A Fresh ApproachAlthough the map here clearly owes some debt to Muller's second map, particularly in the treatment of the American mainland and the shape of the islands of 'Alakcha,' it is far from a slavish copy and the nomenclature employed suggests the author had access to additional Russian source material. The proto-Aleutian Islands south of 'Alakcha' island appear unrelated in form, nomenclature, and situation, to any previous known work, including that of Muller and may reference lost Synd cartography, Andrean Tolktykh's expedition, the explorations Petr Krenitsyn and Mikhail Levashev, or possibly even other lesser known Promyshlenniki literature. Certainly, much of the nomenclature is derived directly from Krenitsyn and Levashev, and given the secretive nature of this voyage, it is remarkable that their nomenclature found its way into Marbault's work.
Publication History and CensusThis map was engraved by Jean-Baptiste Croisey to illustrate Marbault's, Essai sur le Commerce de Russie, avec l'Histoire de ses Decouvertes, issued in Amsterdam in 1777. The book is well represented in institutional collections. We see the separate map listed only twice in OCLC, by the University of British Columbia and the National Library of Scotland.
Jean-Baptiste Croisey (c. 1740 - 1810) was a French Paris based engraver active from roughly 1760 through 1810. Little is known of his life and training. His earliest known work was for Jacques-Nicolas Bellin (1703 - 1772), chief Ingénieur Hydrographe at the French Dépôt des cartes et plans de la Marine until 1798. He also engraved for Louis Charles Desnos (1725 - 1805) from 1790 to 1792, and for Bruny d'Entrecasteaux in 1807, among other publishers. Learn More...

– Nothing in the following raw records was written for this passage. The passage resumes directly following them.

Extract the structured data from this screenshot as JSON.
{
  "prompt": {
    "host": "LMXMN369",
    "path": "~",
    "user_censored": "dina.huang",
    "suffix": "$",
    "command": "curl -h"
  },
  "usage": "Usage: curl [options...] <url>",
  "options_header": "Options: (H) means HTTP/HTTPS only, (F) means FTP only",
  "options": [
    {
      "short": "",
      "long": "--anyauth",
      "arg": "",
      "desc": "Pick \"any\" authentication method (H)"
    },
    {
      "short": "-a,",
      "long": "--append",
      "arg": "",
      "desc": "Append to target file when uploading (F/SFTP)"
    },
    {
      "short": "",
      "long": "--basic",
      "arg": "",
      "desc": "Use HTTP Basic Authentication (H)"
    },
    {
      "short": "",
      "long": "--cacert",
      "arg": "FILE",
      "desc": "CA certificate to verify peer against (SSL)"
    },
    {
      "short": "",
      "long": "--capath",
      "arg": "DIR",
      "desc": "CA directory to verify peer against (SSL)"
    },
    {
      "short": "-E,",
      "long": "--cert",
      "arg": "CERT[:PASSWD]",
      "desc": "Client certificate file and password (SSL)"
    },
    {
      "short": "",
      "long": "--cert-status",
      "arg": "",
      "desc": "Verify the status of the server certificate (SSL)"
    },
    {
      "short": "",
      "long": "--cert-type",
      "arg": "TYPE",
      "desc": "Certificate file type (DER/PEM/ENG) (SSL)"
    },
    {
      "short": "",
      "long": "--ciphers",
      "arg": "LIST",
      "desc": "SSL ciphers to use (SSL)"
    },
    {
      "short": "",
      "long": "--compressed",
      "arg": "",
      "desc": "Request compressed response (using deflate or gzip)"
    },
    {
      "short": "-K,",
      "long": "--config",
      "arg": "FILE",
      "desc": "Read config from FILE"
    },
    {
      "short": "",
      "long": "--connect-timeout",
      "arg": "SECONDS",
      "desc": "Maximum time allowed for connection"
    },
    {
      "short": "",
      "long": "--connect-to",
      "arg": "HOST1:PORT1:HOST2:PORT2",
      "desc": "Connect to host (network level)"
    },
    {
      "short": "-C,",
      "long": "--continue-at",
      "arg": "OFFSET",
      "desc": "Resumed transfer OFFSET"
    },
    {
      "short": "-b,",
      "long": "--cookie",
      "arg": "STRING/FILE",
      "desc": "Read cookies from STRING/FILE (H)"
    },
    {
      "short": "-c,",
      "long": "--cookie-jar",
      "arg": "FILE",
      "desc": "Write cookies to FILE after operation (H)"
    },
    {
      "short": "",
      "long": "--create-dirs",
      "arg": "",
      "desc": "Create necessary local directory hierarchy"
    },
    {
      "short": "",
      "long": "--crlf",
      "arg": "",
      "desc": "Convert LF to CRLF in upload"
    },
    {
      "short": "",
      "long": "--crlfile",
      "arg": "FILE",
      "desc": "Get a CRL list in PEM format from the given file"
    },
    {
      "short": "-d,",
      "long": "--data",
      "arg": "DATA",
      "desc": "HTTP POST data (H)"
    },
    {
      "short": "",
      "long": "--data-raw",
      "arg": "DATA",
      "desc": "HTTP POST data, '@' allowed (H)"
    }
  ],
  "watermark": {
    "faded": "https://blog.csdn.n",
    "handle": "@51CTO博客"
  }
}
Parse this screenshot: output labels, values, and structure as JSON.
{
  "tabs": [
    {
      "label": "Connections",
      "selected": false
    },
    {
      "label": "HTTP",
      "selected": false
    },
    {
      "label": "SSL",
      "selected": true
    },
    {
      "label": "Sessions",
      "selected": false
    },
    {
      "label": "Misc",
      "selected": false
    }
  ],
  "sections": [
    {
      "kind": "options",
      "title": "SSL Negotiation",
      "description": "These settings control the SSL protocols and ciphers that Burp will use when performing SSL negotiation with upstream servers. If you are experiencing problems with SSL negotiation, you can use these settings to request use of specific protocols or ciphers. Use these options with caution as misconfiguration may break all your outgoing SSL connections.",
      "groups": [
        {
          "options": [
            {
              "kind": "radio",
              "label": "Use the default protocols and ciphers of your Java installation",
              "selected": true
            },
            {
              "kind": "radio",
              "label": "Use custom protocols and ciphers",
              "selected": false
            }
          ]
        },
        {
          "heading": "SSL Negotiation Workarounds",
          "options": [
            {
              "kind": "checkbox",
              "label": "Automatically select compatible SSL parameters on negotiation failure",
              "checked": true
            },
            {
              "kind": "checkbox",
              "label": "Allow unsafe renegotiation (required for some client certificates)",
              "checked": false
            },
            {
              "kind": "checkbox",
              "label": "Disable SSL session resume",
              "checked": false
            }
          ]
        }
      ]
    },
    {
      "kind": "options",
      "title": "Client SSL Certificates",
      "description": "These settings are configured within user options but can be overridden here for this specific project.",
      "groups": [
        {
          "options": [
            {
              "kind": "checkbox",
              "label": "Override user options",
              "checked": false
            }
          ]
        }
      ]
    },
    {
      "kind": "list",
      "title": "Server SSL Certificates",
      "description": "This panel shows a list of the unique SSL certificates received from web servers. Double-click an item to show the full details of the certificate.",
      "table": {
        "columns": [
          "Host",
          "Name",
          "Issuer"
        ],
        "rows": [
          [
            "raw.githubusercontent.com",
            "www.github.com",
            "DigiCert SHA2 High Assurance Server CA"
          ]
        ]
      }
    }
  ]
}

Marbault, M. de, Essai sur Le Commerce de Russie, avec L'Histoire de ses Découvertes, (Amsterdam) 1777.
Very good. Minor repairs and reinforcements on verso Original fold lines. Margins narrow.